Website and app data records
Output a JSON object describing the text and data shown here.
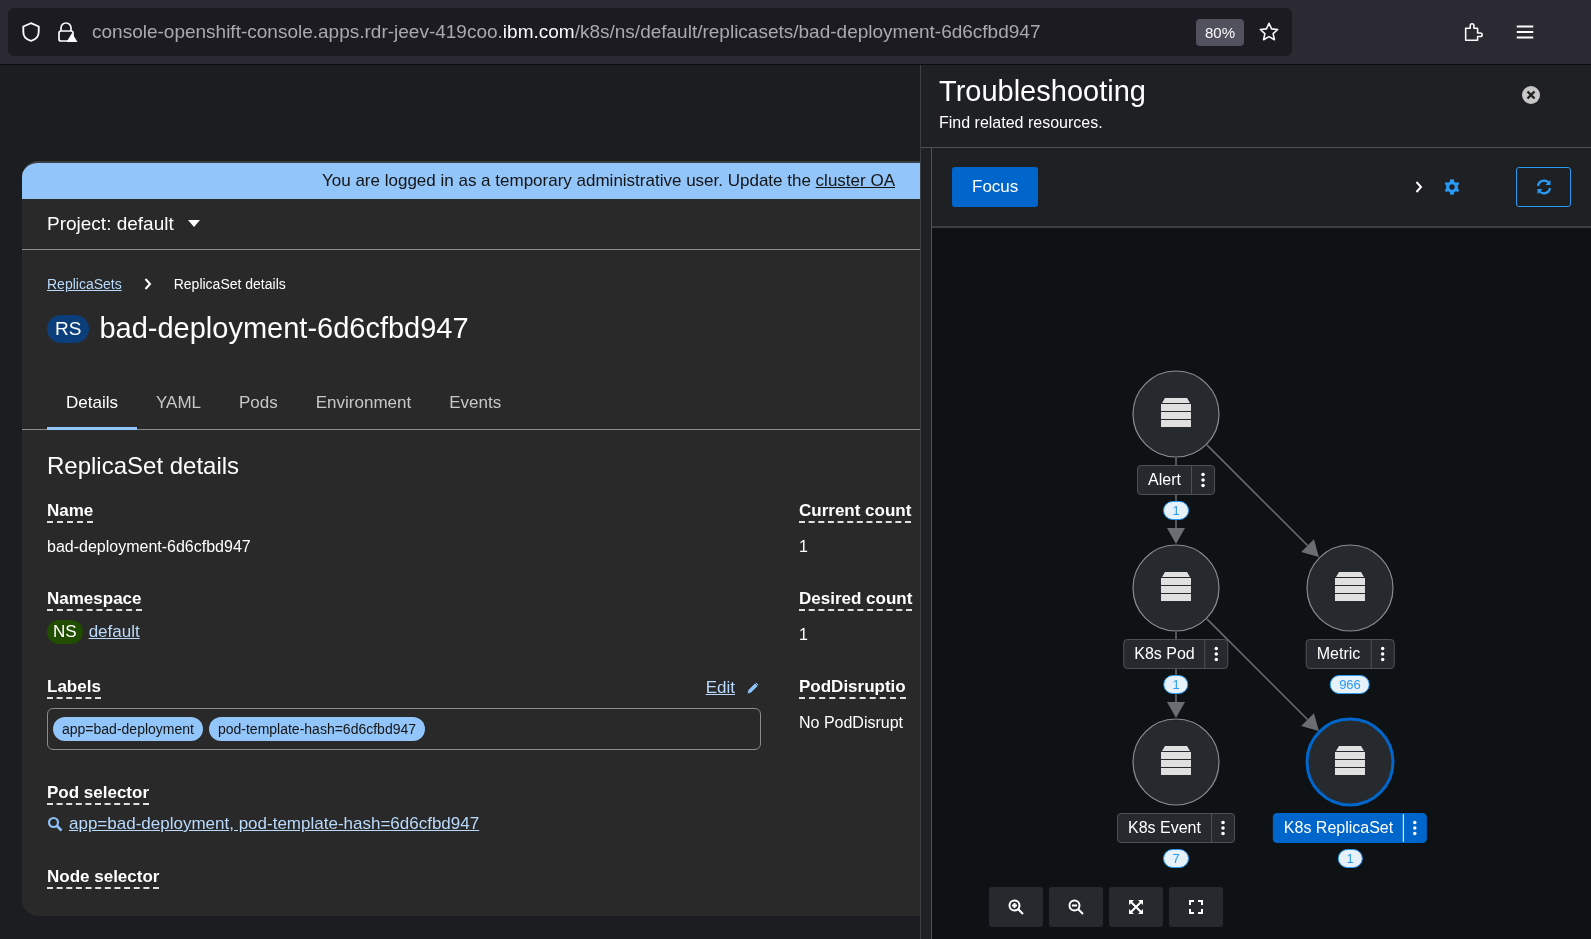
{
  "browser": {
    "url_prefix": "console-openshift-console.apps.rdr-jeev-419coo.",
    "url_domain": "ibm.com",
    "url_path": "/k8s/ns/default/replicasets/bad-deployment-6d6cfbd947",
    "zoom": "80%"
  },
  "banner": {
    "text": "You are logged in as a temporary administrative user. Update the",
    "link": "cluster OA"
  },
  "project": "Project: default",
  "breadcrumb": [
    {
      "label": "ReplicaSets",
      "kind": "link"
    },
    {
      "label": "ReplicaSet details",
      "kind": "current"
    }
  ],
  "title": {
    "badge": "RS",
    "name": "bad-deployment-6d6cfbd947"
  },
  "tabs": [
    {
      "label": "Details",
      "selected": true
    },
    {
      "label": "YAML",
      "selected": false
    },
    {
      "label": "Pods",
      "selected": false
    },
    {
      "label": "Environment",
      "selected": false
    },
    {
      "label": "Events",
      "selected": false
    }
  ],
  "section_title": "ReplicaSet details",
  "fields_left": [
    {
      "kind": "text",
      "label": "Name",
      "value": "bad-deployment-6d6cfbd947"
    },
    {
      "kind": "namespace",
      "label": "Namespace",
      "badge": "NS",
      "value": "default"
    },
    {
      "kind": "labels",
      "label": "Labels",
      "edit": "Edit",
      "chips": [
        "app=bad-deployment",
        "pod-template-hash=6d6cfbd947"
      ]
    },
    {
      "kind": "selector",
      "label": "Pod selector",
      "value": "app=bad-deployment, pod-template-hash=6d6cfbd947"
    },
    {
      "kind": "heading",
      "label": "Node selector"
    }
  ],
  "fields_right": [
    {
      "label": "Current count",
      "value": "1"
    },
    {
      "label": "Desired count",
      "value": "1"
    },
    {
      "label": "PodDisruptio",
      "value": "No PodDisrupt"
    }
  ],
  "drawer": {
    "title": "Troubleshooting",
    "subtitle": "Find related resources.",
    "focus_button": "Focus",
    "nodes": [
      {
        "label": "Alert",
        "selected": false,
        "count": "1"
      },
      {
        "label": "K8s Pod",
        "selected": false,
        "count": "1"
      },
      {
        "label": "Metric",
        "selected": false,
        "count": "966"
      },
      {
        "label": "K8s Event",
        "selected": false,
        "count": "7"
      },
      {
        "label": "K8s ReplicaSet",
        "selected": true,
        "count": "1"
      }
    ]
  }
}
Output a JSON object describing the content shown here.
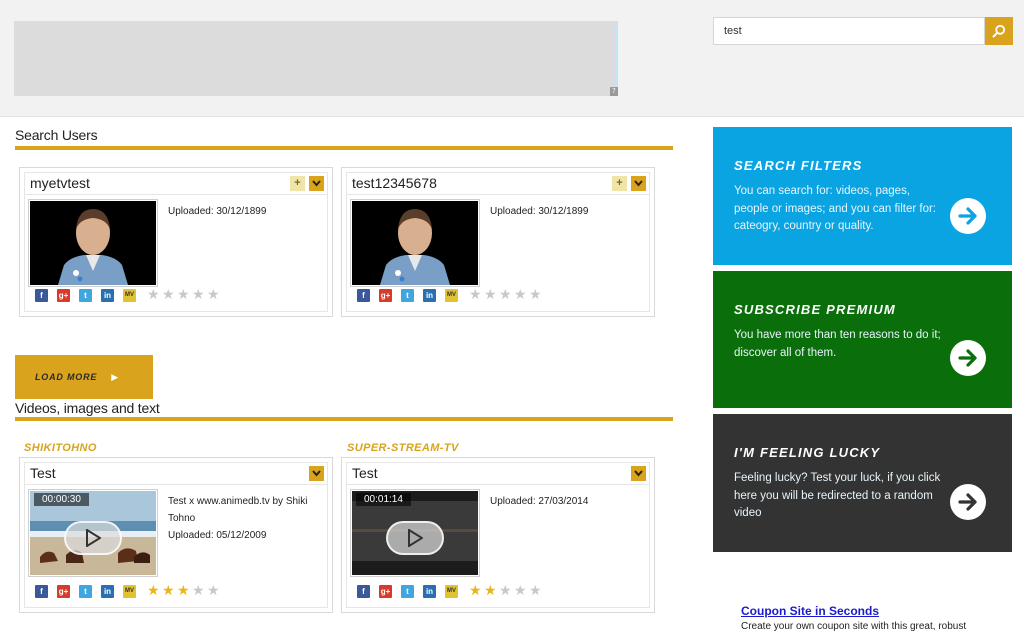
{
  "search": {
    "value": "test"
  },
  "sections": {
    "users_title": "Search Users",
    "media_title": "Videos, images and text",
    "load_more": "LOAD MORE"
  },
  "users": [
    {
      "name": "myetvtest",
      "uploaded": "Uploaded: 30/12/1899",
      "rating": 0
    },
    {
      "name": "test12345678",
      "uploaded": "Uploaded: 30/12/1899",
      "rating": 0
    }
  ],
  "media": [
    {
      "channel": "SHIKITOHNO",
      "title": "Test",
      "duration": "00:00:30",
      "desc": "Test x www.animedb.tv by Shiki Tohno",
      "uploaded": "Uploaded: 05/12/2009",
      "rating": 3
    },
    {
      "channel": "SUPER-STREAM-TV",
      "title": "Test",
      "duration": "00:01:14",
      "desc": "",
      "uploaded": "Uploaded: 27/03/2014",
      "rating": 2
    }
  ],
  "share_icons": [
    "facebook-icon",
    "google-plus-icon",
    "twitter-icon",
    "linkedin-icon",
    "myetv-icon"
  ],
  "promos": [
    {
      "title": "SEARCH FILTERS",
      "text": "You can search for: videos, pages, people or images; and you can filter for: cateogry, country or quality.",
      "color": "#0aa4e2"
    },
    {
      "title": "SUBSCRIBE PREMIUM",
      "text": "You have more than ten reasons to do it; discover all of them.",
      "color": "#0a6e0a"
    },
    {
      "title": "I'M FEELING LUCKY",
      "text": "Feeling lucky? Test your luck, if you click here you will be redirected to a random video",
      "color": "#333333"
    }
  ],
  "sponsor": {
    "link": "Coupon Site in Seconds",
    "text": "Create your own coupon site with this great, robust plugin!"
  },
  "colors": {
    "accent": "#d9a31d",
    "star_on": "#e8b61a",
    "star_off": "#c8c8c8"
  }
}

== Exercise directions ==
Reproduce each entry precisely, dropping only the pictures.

== Answer for the task ==
Output a JSON object describing the text and data shown here.
{
  "browser": {
    "url_prefix": "console-openshift-console.apps.rdr-jeev-419coo.",
    "url_domain": "ibm.com",
    "url_path": "/k8s/ns/default/replicasets/bad-deployment-6d6cfbd947",
    "zoom": "80%"
  },
  "banner": {
    "text": "You are logged in as a temporary administrative user. Update the",
    "link": "cluster OA"
  },
  "project": "Project: default",
  "breadcrumb": [
    {
      "label": "ReplicaSets",
      "kind": "link"
    },
    {
      "label": "ReplicaSet details",
      "kind": "current"
    }
  ],
  "title": {
    "badge": "RS",
    "name": "bad-deployment-6d6cfbd947"
  },
  "tabs": [
    {
      "label": "Details",
      "selected": true
    },
    {
      "label": "YAML",
      "selected": false
    },
    {
      "label": "Pods",
      "selected": false
    },
    {
      "label": "Environment",
      "selected": false
    },
    {
      "label": "Events",
      "selected": false
    }
  ],
  "section_title": "ReplicaSet details",
  "fields_left": [
    {
      "kind": "text",
      "label": "Name",
      "value": "bad-deployment-6d6cfbd947"
    },
    {
      "kind": "namespace",
      "label": "Namespace",
      "badge": "NS",
      "value": "default"
    },
    {
      "kind": "labels",
      "label": "Labels",
      "edit": "Edit",
      "chips": [
        "app=bad-deployment",
        "pod-template-hash=6d6cfbd947"
      ]
    },
    {
      "kind": "selector",
      "label": "Pod selector",
      "value": "app=bad-deployment, pod-template-hash=6d6cfbd947"
    },
    {
      "kind": "heading",
      "label": "Node selector"
    }
  ],
  "fields_right": [
    {
      "label": "Current count",
      "value": "1"
    },
    {
      "label": "Desired count",
      "value": "1"
    },
    {
      "label": "PodDisruptio",
      "value": "No PodDisrupt"
    }
  ],
  "drawer": {
    "title": "Troubleshooting",
    "subtitle": "Find related resources.",
    "focus_button": "Focus",
    "nodes": [
      {
        "label": "Alert",
        "selected": false,
        "count": "1"
      },
      {
        "label": "K8s Pod",
        "selected": false,
        "count": "1"
      },
      {
        "label": "Metric",
        "selected": false,
        "count": "966"
      },
      {
        "label": "K8s Event",
        "selected": false,
        "count": "7"
      },
      {
        "label": "K8s ReplicaSet",
        "selected": true,
        "count": "1"
      }
    ]
  }
}
Output a JSON object describing the content shown here.
{
  "search": {
    "value": "test"
  },
  "sections": {
    "users_title": "Search Users",
    "media_title": "Videos, images and text",
    "load_more": "LOAD MORE"
  },
  "users": [
    {
      "name": "myetvtest",
      "uploaded": "Uploaded: 30/12/1899",
      "rating": 0
    },
    {
      "name": "test12345678",
      "uploaded": "Uploaded: 30/12/1899",
      "rating": 0
    }
  ],
  "media": [
    {
      "channel": "SHIKITOHNO",
      "title": "Test",
      "duration": "00:00:30",
      "desc": "Test x www.animedb.tv by Shiki Tohno",
      "uploaded": "Uploaded: 05/12/2009",
      "rating": 3
    },
    {
      "channel": "SUPER-STREAM-TV",
      "title": "Test",
      "duration": "00:01:14",
      "desc": "",
      "uploaded": "Uploaded: 27/03/2014",
      "rating": 2
    }
  ],
  "share_icons": [
    "facebook-icon",
    "google-plus-icon",
    "twitter-icon",
    "linkedin-icon",
    "myetv-icon"
  ],
  "promos": [
    {
      "title": "SEARCH FILTERS",
      "text": "You can search for: videos, pages, people or images; and you can filter for: cateogry, country or quality.",
      "color": "#0aa4e2"
    },
    {
      "title": "SUBSCRIBE PREMIUM",
      "text": "You have more than ten reasons to do it; discover all of them.",
      "color": "#0a6e0a"
    },
    {
      "title": "I'M FEELING LUCKY",
      "text": "Feeling lucky? Test your luck, if you click here you will be redirected to a random video",
      "color": "#333333"
    }
  ],
  "sponsor": {
    "link": "Coupon Site in Seconds",
    "text": "Create your own coupon site with this great, robust plugin!"
  },
  "colors": {
    "accent": "#d9a31d",
    "star_on": "#e8b61a",
    "star_off": "#c8c8c8"
  }
}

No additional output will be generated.